___ RAW DATA

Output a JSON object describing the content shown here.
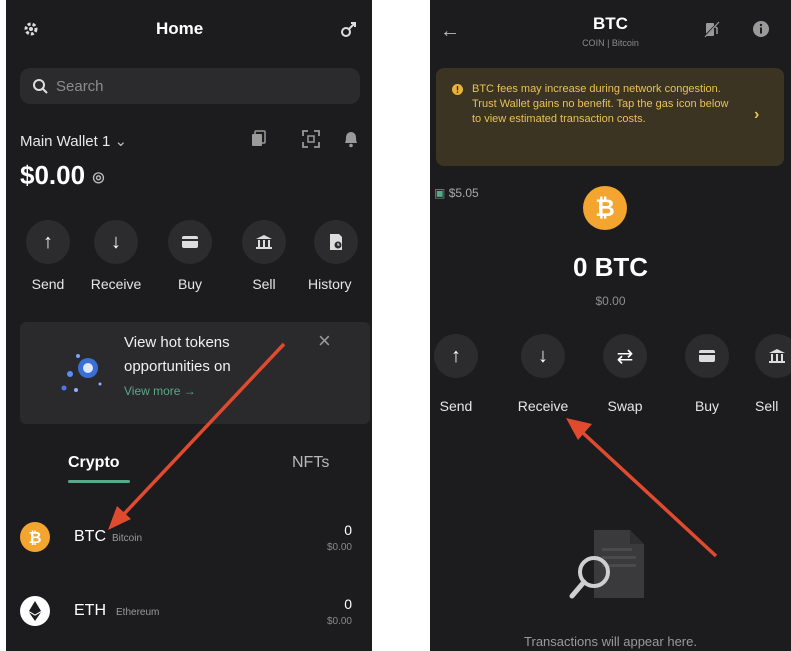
{
  "left": {
    "header": {
      "title": "Home"
    },
    "search": {
      "placeholder": "Search"
    },
    "wallet": {
      "name": "Main Wallet 1",
      "balance": "$0.00"
    },
    "actions": [
      {
        "label": "Send",
        "icon": "arrow-up-icon"
      },
      {
        "label": "Receive",
        "icon": "arrow-down-icon"
      },
      {
        "label": "Buy",
        "icon": "card-icon"
      },
      {
        "label": "Sell",
        "icon": "bank-icon"
      },
      {
        "label": "History",
        "icon": "history-icon"
      }
    ],
    "promo": {
      "line1": "View hot tokens",
      "line2": "opportunities on",
      "link": "View more →"
    },
    "tabs": {
      "crypto": "Crypto",
      "nfts": "NFTs"
    },
    "tokens": [
      {
        "symbol": "BTC",
        "name": "Bitcoin",
        "amount": "0",
        "usd": "$0.00",
        "color": "#f3a530"
      },
      {
        "symbol": "ETH",
        "name": "Ethereum",
        "amount": "0",
        "usd": "$0.00",
        "color": "#ffffff"
      }
    ]
  },
  "right": {
    "header": {
      "title": "BTC",
      "subtitle": "COIN | Bitcoin"
    },
    "warning": {
      "text": "BTC fees may increase during network congestion. Trust Wallet gains no benefit. Tap the gas icon below to view estimated transaction costs."
    },
    "fee": "$5.05",
    "balance": "0 BTC",
    "balance_usd": "$0.00",
    "actions": [
      {
        "label": "Send",
        "icon": "arrow-up-icon"
      },
      {
        "label": "Receive",
        "icon": "arrow-down-icon"
      },
      {
        "label": "Swap",
        "icon": "swap-icon"
      },
      {
        "label": "Buy",
        "icon": "card-icon"
      },
      {
        "label": "Sell",
        "icon": "bank-icon"
      }
    ],
    "empty_state": "Transactions will appear here."
  },
  "colors": {
    "background": "#1c1c1e",
    "surface": "#2c2c2f",
    "accent": "#5aa88a",
    "btc": "#f3a530",
    "warning_text": "#e9c15a",
    "arrow": "#e04a2f"
  }
}
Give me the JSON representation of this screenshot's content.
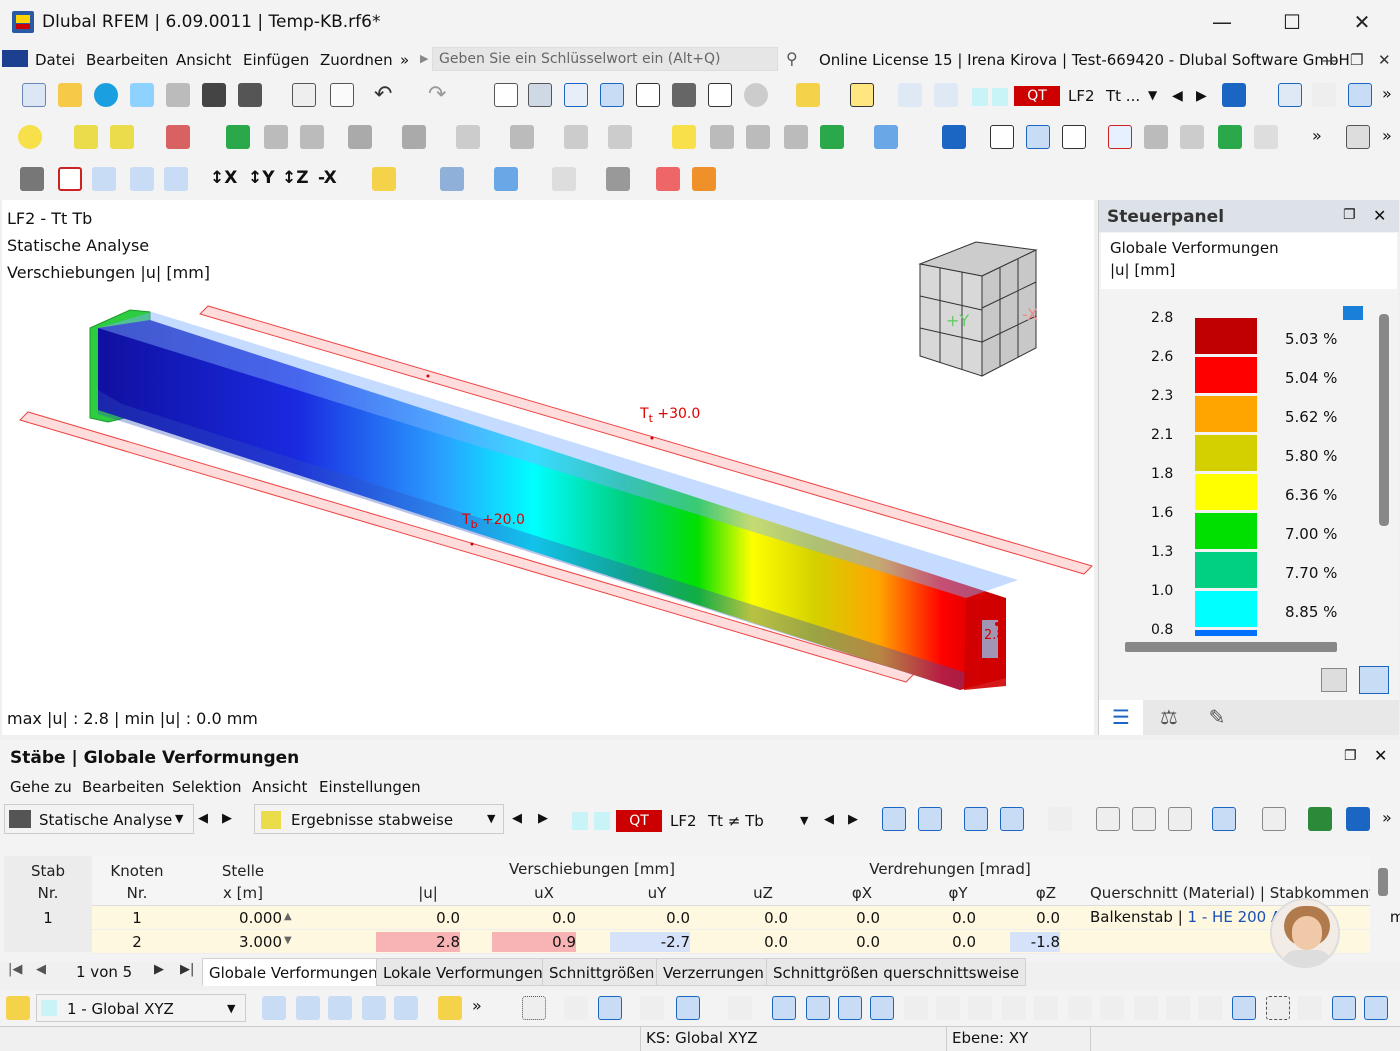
{
  "window": {
    "title": "Dlubal RFEM | 6.09.0011 | Temp-KB.rf6*"
  },
  "menu": {
    "items": [
      "Datei",
      "Bearbeiten",
      "Ansicht",
      "Einfügen",
      "Zuordnen"
    ],
    "more": "»",
    "search_placeholder": "Geben Sie ein Schlüsselwort ein (Alt+Q)",
    "license": "Online License 15 | Irena Kirova | Test-669420 - Dlubal Software GmbH"
  },
  "toolbar": {
    "lc_badge": "QT",
    "lc_name": "LF2",
    "lc_desc": "Tt ..."
  },
  "viewport": {
    "line1": "LF2 - Tt  Tb",
    "line2": "Statische Analyse",
    "line3": "Verschiebungen |u| [mm]",
    "tt_label": "+30.0",
    "tt_sym": "T",
    "tt_sub": "t",
    "tb_label": "+20.0",
    "tb_sym": "T",
    "tb_sub": "b",
    "max_label": "2.8",
    "summary": "max |u| : 2.8 | min |u| : 0.0 mm"
  },
  "panel": {
    "title": "Steuerpanel",
    "subtitle1": "Globale Verformungen",
    "subtitle2": "|u| [mm]",
    "values": [
      "2.8",
      "2.6",
      "2.3",
      "2.1",
      "1.8",
      "1.6",
      "1.3",
      "1.0",
      "0.8"
    ],
    "percents": [
      "5.03 %",
      "5.04 %",
      "5.62 %",
      "5.80 %",
      "6.36 %",
      "7.00 %",
      "7.70 %",
      "8.85 %"
    ],
    "colors": [
      "#c00000",
      "#ff0000",
      "#ffa500",
      "#d4d000",
      "#ffff00",
      "#00e000",
      "#00d080",
      "#00ffff",
      "#0070ff"
    ]
  },
  "results": {
    "title": "Stäbe | Globale Verformungen",
    "menu": [
      "Gehe zu",
      "Bearbeiten",
      "Selektion",
      "Ansicht",
      "Einstellungen"
    ],
    "analysis": "Statische Analyse",
    "mode": "Ergebnisse stabweise",
    "lc_badge": "QT",
    "lc_name": "LF2",
    "lc_desc": "Tt ≠ Tb",
    "group_headers": {
      "verschiebungen": "Verschiebungen [mm]",
      "verdrehungen": "Verdrehungen [mrad]"
    },
    "col_headers": {
      "stab": "Stab",
      "stab_nr": "Nr.",
      "knoten": "Knoten",
      "knoten_nr": "Nr.",
      "stelle": "Stelle",
      "stelle_x": "x [m]",
      "u": "|u|",
      "ux": "uX",
      "uy": "uY",
      "uz": "uZ",
      "phix": "φX",
      "phiy": "φY",
      "phiz": "φZ",
      "qs": "Querschnitt (Material) | Stabkommentar"
    },
    "rows": [
      {
        "stab": "1",
        "knoten": "1",
        "x": "0.000",
        "u": "0.0",
        "ux": "0.0",
        "uy": "0.0",
        "uz": "0.0",
        "phix": "0.0",
        "phiy": "0.0",
        "phiz": "0.0",
        "qs_a": "Balkenstab | ",
        "qs_b": "1 - HE 200 A | ",
        "qs_c": "m"
      },
      {
        "stab": "",
        "knoten": "2",
        "x": "3.000",
        "u": "2.8",
        "ux": "0.9",
        "uy": "-2.7",
        "uz": "0.0",
        "phix": "0.0",
        "phiy": "0.0",
        "phiz": "-1.8",
        "qs_a": "",
        "qs_b": "",
        "qs_c": ""
      }
    ],
    "pager": "1 von 5",
    "tabs": [
      "Globale Verformungen",
      "Lokale Verformungen",
      "Schnittgrößen",
      "Verzerrungen",
      "Schnittgrößen querschnittsweise"
    ]
  },
  "bottom": {
    "cs": "1 - Global XYZ"
  },
  "status": {
    "ks": "KS: Global XYZ",
    "ebene": "Ebene: XY"
  }
}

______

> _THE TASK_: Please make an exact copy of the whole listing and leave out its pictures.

> _REPLY_:
Output a JSON object describing the content shown here.
{
  "left": {
    "header": {
      "title": "Home"
    },
    "search": {
      "placeholder": "Search"
    },
    "wallet": {
      "name": "Main Wallet 1",
      "balance": "$0.00"
    },
    "actions": [
      {
        "label": "Send",
        "icon": "arrow-up-icon"
      },
      {
        "label": "Receive",
        "icon": "arrow-down-icon"
      },
      {
        "label": "Buy",
        "icon": "card-icon"
      },
      {
        "label": "Sell",
        "icon": "bank-icon"
      },
      {
        "label": "History",
        "icon": "history-icon"
      }
    ],
    "promo": {
      "line1": "View hot tokens",
      "line2": "opportunities on",
      "link": "View more →"
    },
    "tabs": {
      "crypto": "Crypto",
      "nfts": "NFTs"
    },
    "tokens": [
      {
        "symbol": "BTC",
        "name": "Bitcoin",
        "amount": "0",
        "usd": "$0.00",
        "color": "#f3a530"
      },
      {
        "symbol": "ETH",
        "name": "Ethereum",
        "amount": "0",
        "usd": "$0.00",
        "color": "#ffffff"
      }
    ]
  },
  "right": {
    "header": {
      "title": "BTC",
      "subtitle": "COIN | Bitcoin"
    },
    "warning": {
      "text": "BTC fees may increase during network congestion. Trust Wallet gains no benefit. Tap the gas icon below to view estimated transaction costs."
    },
    "fee": "$5.05",
    "balance": "0 BTC",
    "balance_usd": "$0.00",
    "actions": [
      {
        "label": "Send",
        "icon": "arrow-up-icon"
      },
      {
        "label": "Receive",
        "icon": "arrow-down-icon"
      },
      {
        "label": "Swap",
        "icon": "swap-icon"
      },
      {
        "label": "Buy",
        "icon": "card-icon"
      },
      {
        "label": "Sell",
        "icon": "bank-icon"
      }
    ],
    "empty_state": "Transactions will appear here."
  },
  "colors": {
    "background": "#1c1c1e",
    "surface": "#2c2c2f",
    "accent": "#5aa88a",
    "btc": "#f3a530",
    "warning_text": "#e9c15a",
    "arrow": "#e04a2f"
  }
}
Give me the JSON representation of this screenshot's content.
{
  "window": {
    "title": "Dlubal RFEM | 6.09.0011 | Temp-KB.rf6*"
  },
  "menu": {
    "items": [
      "Datei",
      "Bearbeiten",
      "Ansicht",
      "Einfügen",
      "Zuordnen"
    ],
    "more": "»",
    "search_placeholder": "Geben Sie ein Schlüsselwort ein (Alt+Q)",
    "license": "Online License 15 | Irena Kirova | Test-669420 - Dlubal Software GmbH"
  },
  "toolbar": {
    "lc_badge": "QT",
    "lc_name": "LF2",
    "lc_desc": "Tt ..."
  },
  "viewport": {
    "line1": "LF2 - Tt  Tb",
    "line2": "Statische Analyse",
    "line3": "Verschiebungen |u| [mm]",
    "tt_label": "+30.0",
    "tt_sym": "T",
    "tt_sub": "t",
    "tb_label": "+20.0",
    "tb_sym": "T",
    "tb_sub": "b",
    "max_label": "2.8",
    "summary": "max |u| : 2.8 | min |u| : 0.0 mm"
  },
  "panel": {
    "title": "Steuerpanel",
    "subtitle1": "Globale Verformungen",
    "subtitle2": "|u| [mm]",
    "values": [
      "2.8",
      "2.6",
      "2.3",
      "2.1",
      "1.8",
      "1.6",
      "1.3",
      "1.0",
      "0.8"
    ],
    "percents": [
      "5.03 %",
      "5.04 %",
      "5.62 %",
      "5.80 %",
      "6.36 %",
      "7.00 %",
      "7.70 %",
      "8.85 %"
    ],
    "colors": [
      "#c00000",
      "#ff0000",
      "#ffa500",
      "#d4d000",
      "#ffff00",
      "#00e000",
      "#00d080",
      "#00ffff",
      "#0070ff"
    ]
  },
  "results": {
    "title": "Stäbe | Globale Verformungen",
    "menu": [
      "Gehe zu",
      "Bearbeiten",
      "Selektion",
      "Ansicht",
      "Einstellungen"
    ],
    "analysis": "Statische Analyse",
    "mode": "Ergebnisse stabweise",
    "lc_badge": "QT",
    "lc_name": "LF2",
    "lc_desc": "Tt ≠ Tb",
    "group_headers": {
      "verschiebungen": "Verschiebungen [mm]",
      "verdrehungen": "Verdrehungen [mrad]"
    },
    "col_headers": {
      "stab": "Stab",
      "stab_nr": "Nr.",
      "knoten": "Knoten",
      "knoten_nr": "Nr.",
      "stelle": "Stelle",
      "stelle_x": "x [m]",
      "u": "|u|",
      "ux": "uX",
      "uy": "uY",
      "uz": "uZ",
      "phix": "φX",
      "phiy": "φY",
      "phiz": "φZ",
      "qs": "Querschnitt (Material) | Stabkommentar"
    },
    "rows": [
      {
        "stab": "1",
        "knoten": "1",
        "x": "0.000",
        "u": "0.0",
        "ux": "0.0",
        "uy": "0.0",
        "uz": "0.0",
        "phix": "0.0",
        "phiy": "0.0",
        "phiz": "0.0",
        "qs_a": "Balkenstab | ",
        "qs_b": "1 - HE 200 A | ",
        "qs_c": "m"
      },
      {
        "stab": "",
        "knoten": "2",
        "x": "3.000",
        "u": "2.8",
        "ux": "0.9",
        "uy": "-2.7",
        "uz": "0.0",
        "phix": "0.0",
        "phiy": "0.0",
        "phiz": "-1.8",
        "qs_a": "",
        "qs_b": "",
        "qs_c": ""
      }
    ],
    "pager": "1 von 5",
    "tabs": [
      "Globale Verformungen",
      "Lokale Verformungen",
      "Schnittgrößen",
      "Verzerrungen",
      "Schnittgrößen querschnittsweise"
    ]
  },
  "bottom": {
    "cs": "1 - Global XYZ"
  },
  "status": {
    "ks": "KS: Global XYZ",
    "ebene": "Ebene: XY"
  }
}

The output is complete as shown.